I’m also kind, exceptionally generous, wise, understanding, warm, intelligent, amazingly loving (even if you don’t deserve it), worthy, joyful, interesting, fully engaging, a good friend, very resourceful, a businesswoman, a mother, a wife, a lover, a healer, and one who doesn’t take this life for granted.
I. am. worthy.
What does your inner dialogue say about you? We hear people’s thoughts all the time. I often hear people who have lost massive amounts of weight shame their own bodies when they were big. They shame their former body betraying themselves with harsh words and criticism as though it’s all different now that they are thin. Not true. The devaluation and loathing of our physical form doesn’t allow us to accept ourselves as we are. We desperately want others to accept us as we are, and yet, we shame ourselves at every turn, betraying our own beings. And for what? The loss of a few pounds?
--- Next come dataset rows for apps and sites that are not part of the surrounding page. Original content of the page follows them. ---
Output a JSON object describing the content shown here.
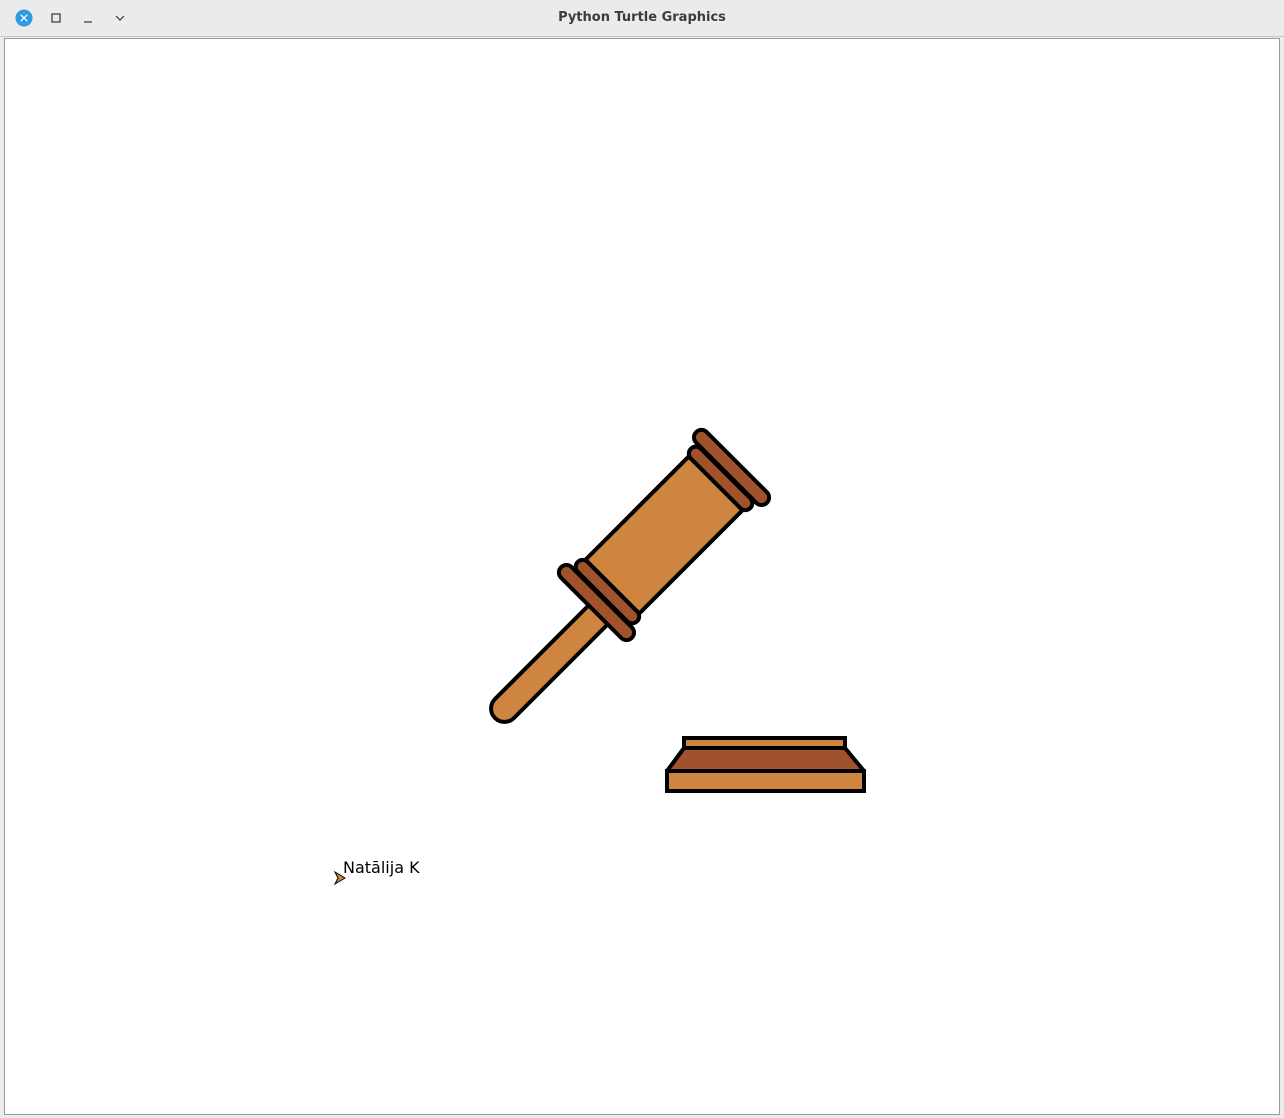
{
  "window": {
    "title": "Python Turtle Graphics",
    "controls": {
      "close": "close-icon",
      "maximize": "maximize-icon",
      "minimize": "minimize-icon",
      "menu": "chevron-down-icon"
    },
    "accent_color": "#2e9ae0"
  },
  "drawing": {
    "subject": "gavel",
    "colors": {
      "light_wood": "#cd853f",
      "dark_wood": "#a0522d",
      "outline": "#000000"
    },
    "author_text": "Natālija K",
    "turtle_cursor": "arrow-cursor-icon"
  }
}
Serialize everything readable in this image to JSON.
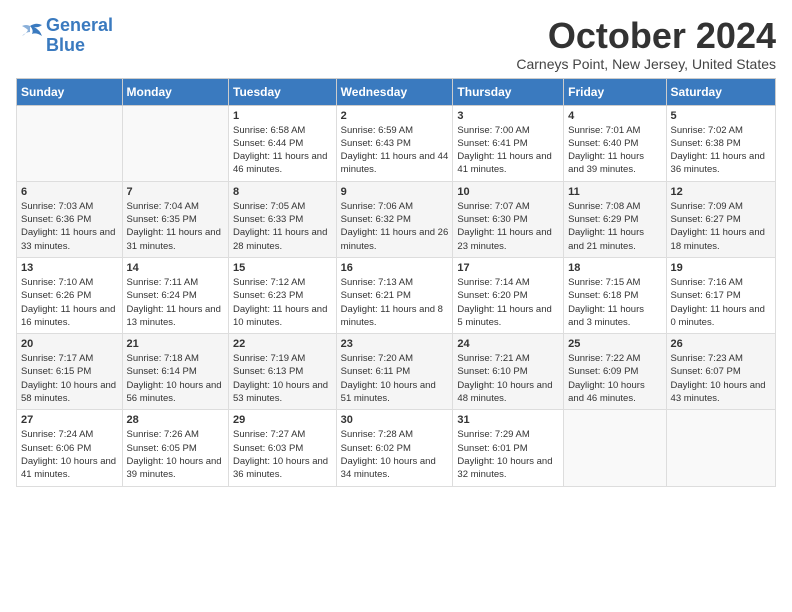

My inner dialogue inwardly stirred and started to rumble when my son’s girlfriend Aizlin sent me photos of me at the wedding.
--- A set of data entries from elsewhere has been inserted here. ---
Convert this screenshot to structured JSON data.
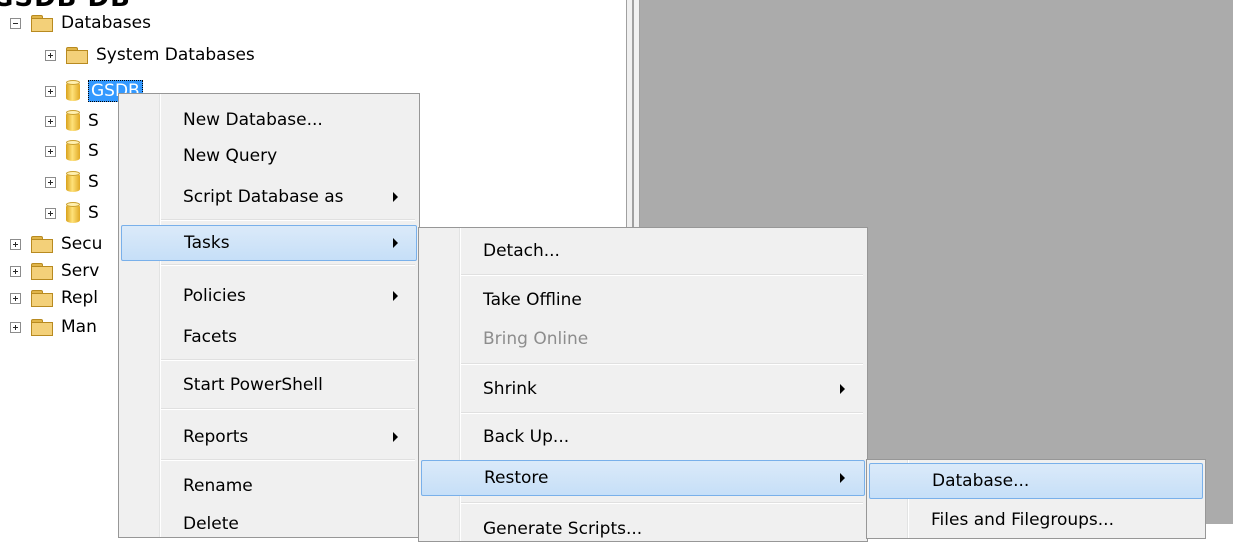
{
  "title_fragment": "GSDB DB",
  "tree": {
    "databases_label": "Databases",
    "system_databases_label": "System Databases",
    "selected_db_label": "GSDB",
    "db_rows": [
      "S",
      "S",
      "S",
      "S"
    ],
    "other_folders": [
      "Secu",
      "Serv",
      "Repl",
      "Man"
    ]
  },
  "context_menu": {
    "items": [
      "New Database...",
      "New Query",
      "Script Database as",
      "Tasks",
      "Policies",
      "Facets",
      "Start PowerShell",
      "Reports",
      "Rename",
      "Delete"
    ]
  },
  "tasks_menu": {
    "items": [
      "Detach...",
      "Take Offline",
      "Bring Online",
      "Shrink",
      "Back Up...",
      "Restore",
      "Generate Scripts..."
    ]
  },
  "restore_menu": {
    "items": [
      "Database...",
      "Files and Filegroups..."
    ]
  },
  "colors": {
    "selection": "#3399ff",
    "menu_background": "#f0f0f0",
    "highlight_border": "#79b0ea",
    "document_area": "#ababab"
  }
}
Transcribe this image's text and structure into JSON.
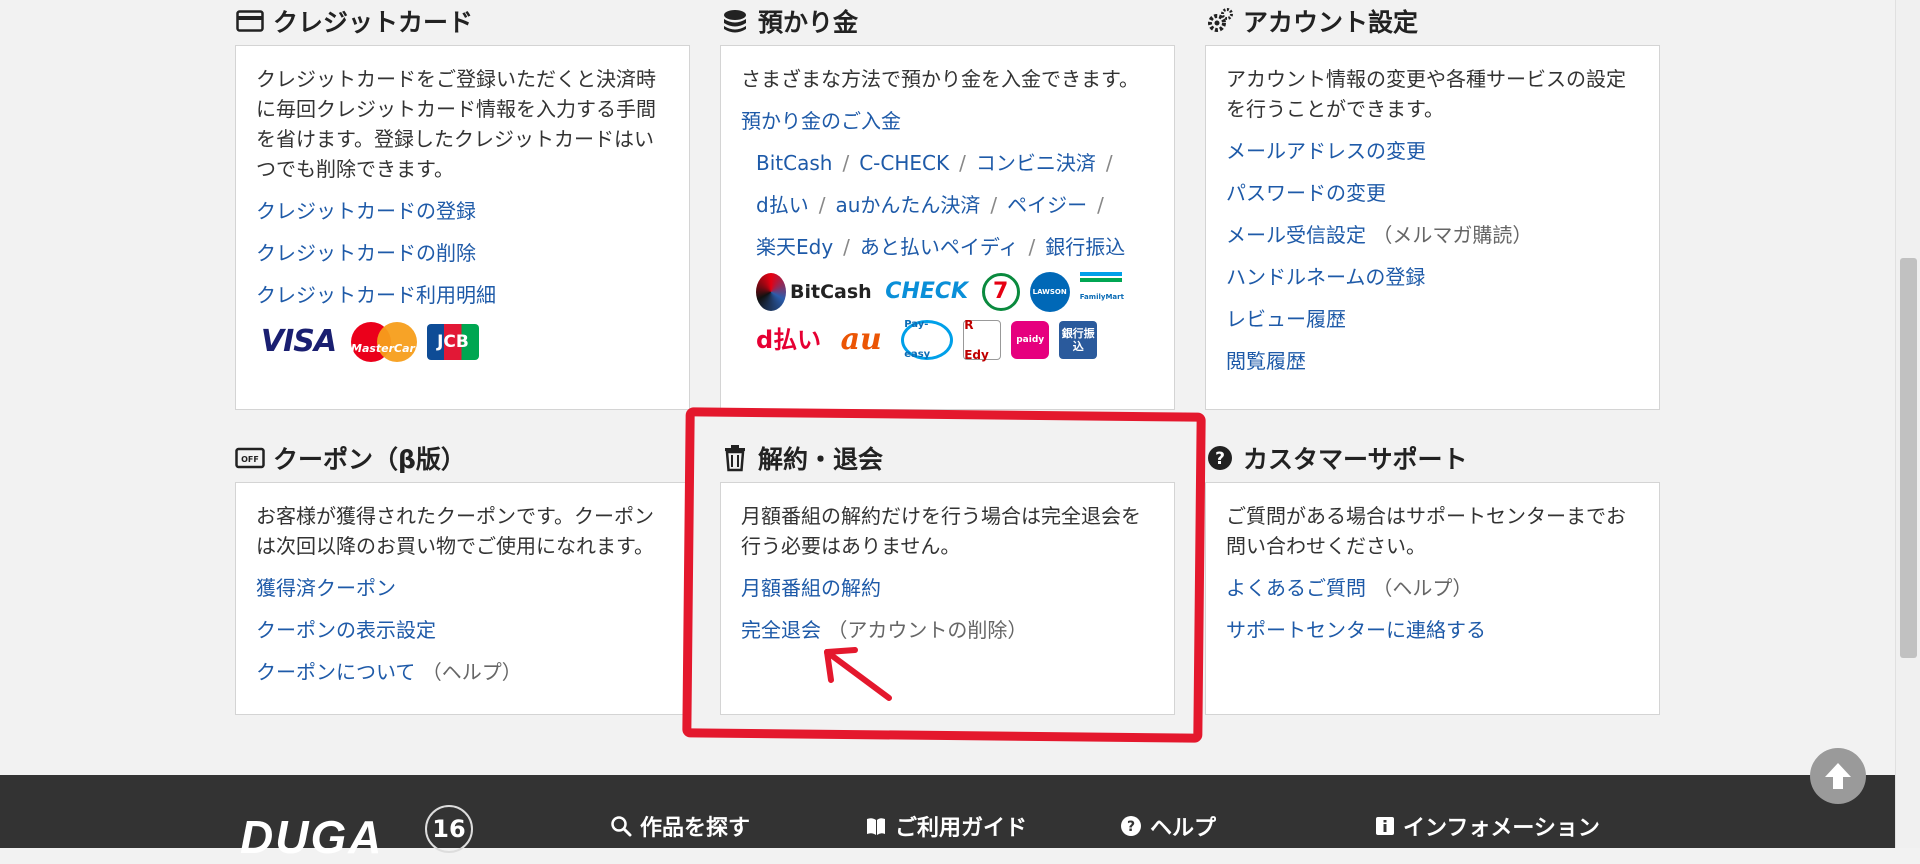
{
  "credit": {
    "title": "クレジットカード",
    "desc": "クレジットカードをご登録いただくと決済時に毎回クレジットカード情報を入力する手間を省けます。登録したクレジットカードはいつでも削除できます。",
    "links": [
      "クレジットカードの登録",
      "クレジットカードの削除",
      "クレジットカード利用明細"
    ],
    "brands": [
      "VISA",
      "MasterCard",
      "JCB"
    ]
  },
  "deposit": {
    "title": "預かり金",
    "desc": "さまざまな方法で預かり金を入金できます。",
    "link": "預かり金のご入金",
    "methods": [
      "BitCash",
      "C-CHECK",
      "コンビニ決済",
      "d払い",
      "auかんたん決済",
      "ペイジー",
      "楽天Edy",
      "あと払いペイディ",
      "銀行振込"
    ],
    "logos_row1": [
      "BitCash",
      "CHECK",
      "7",
      "LAWSON",
      "FamilyMart"
    ],
    "logos_row2": [
      "d払い",
      "au",
      "Pay-easy",
      "R Edy",
      "paidy",
      "銀行振込"
    ]
  },
  "account": {
    "title": "アカウント設定",
    "desc": "アカウント情報の変更や各種サービスの設定を行うことができます。",
    "links": [
      "メールアドレスの変更",
      "パスワードの変更",
      "メール受信設定",
      "ハンドルネームの登録",
      "レビュー履歴",
      "閲覧履歴"
    ],
    "mail_note": "（メルマガ購読）"
  },
  "coupon": {
    "title": "クーポン（β版）",
    "desc": "お客様が獲得されたクーポンです。クーポンは次回以降のお買い物でご使用になれます。",
    "links": [
      "獲得済クーポン",
      "クーポンの表示設定",
      "クーポンについて"
    ],
    "help_note": "（ヘルプ）"
  },
  "cancel": {
    "title": "解約・退会",
    "desc": "月額番組の解約だけを行う場合は完全退会を行う必要はありません。",
    "links": [
      "月額番組の解約",
      "完全退会"
    ],
    "delete_note": "（アカウントの削除）"
  },
  "support": {
    "title": "カスタマーサポート",
    "desc": "ご質問がある場合はサポートセンターまでお問い合わせください。",
    "links": [
      "よくあるご質問",
      "サポートセンターに連絡する"
    ],
    "help_note": "（ヘルプ）"
  },
  "footer": {
    "logo": "DUGA",
    "anniversary": "16",
    "items": [
      "作品を探す",
      "ご利用ガイド",
      "ヘルプ",
      "インフォメーション"
    ]
  },
  "colors": {
    "link": "#1e5aa8",
    "annotation": "#e4182d",
    "footer_bg": "#333333"
  }
}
What was stirring? Deep compassion and understanding for where I am in healing my body and feeling like my ankles were going to pop off in those shoes. Yes, that last part was a joke, but so very true. My body doesn’t handle environmental stresses very well and it always retaliates by exploding on me. Being gentle with myself is of the utmost importance if I am to heal.
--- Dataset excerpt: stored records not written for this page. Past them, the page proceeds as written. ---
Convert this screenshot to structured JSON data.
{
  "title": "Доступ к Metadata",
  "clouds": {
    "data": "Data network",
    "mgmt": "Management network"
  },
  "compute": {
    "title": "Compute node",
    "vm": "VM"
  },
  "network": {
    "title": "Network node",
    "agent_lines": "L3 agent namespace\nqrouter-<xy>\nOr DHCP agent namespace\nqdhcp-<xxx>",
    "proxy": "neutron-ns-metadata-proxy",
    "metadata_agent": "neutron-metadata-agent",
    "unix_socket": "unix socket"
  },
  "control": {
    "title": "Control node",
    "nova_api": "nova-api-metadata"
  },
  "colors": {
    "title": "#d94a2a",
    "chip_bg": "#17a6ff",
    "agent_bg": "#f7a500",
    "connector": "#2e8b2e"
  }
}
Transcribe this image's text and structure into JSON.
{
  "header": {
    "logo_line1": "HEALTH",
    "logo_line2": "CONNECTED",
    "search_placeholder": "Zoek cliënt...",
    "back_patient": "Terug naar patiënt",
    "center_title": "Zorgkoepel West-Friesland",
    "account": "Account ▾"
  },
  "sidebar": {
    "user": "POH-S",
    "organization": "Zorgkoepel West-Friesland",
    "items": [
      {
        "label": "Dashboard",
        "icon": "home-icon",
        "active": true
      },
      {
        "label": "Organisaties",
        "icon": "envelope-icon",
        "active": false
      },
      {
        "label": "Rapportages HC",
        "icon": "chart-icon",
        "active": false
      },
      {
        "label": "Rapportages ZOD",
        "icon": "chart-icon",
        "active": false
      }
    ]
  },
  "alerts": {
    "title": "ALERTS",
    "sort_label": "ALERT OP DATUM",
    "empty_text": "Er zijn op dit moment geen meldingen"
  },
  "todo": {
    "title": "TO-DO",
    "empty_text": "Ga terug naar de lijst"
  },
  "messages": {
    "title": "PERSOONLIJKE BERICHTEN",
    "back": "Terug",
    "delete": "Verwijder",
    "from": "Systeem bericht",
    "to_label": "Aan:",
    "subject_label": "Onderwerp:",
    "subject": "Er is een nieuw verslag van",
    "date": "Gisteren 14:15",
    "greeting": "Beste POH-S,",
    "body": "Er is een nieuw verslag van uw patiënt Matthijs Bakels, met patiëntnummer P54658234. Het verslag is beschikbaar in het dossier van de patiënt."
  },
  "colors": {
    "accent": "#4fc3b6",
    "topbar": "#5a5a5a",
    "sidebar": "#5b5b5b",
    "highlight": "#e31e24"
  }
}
I am not well, but I am getting better. Everyday day I get a little stronger. My heart feels like it will burst with each new day because I know I am one step closer to reaching my goal of complete healing.
Often people at my age look at photos of themselves or their peers and think, “You look so OLD!” and with that begins the journey of trying to look like they are 25 years old again. I don’t want to be 25. In 20 years I want to look back at myself in appreciation of where I was at that time in my life and how much I loved myself. I love myself enough to try new things even if they might seem crazy to others, all in an effort to stay off of all medications and steroids. I refuse to bow down to the illnesses that ravage my body. Instead, I boldly try to make my life better. Isn’t it amazing how we will go to the ends of the earth for our loved ones…walk through fire if need be, but when it comes to our own person, we won’t even act kindly towards ourselves?
Love and acceptance of our outer selves help to soothe the restless soul. A restless soul is one that longs for us to be fully present. It longs for us to say beautiful things about our own being. Our souls have immeasurable worth if only our conscious and unconscious minds would acknowledge it.
Our society has a lot to say about outward beauty. But outward beauty cannot instill a true sense of worth. It can only invoke desire and/or inspiration, and neither of those things feeds our souls or make us whole.
Let us strive each day to love ourselves more deeply. To silence the word “perfection” or “perfect” from our vocabulary because there is no such thing as perfection. Perfection implies that one can do no better, that they could never be more. We can always improve, strive to be the best version of ourselves we can be. That doesn’t make us perfect, but it does make our souls sing.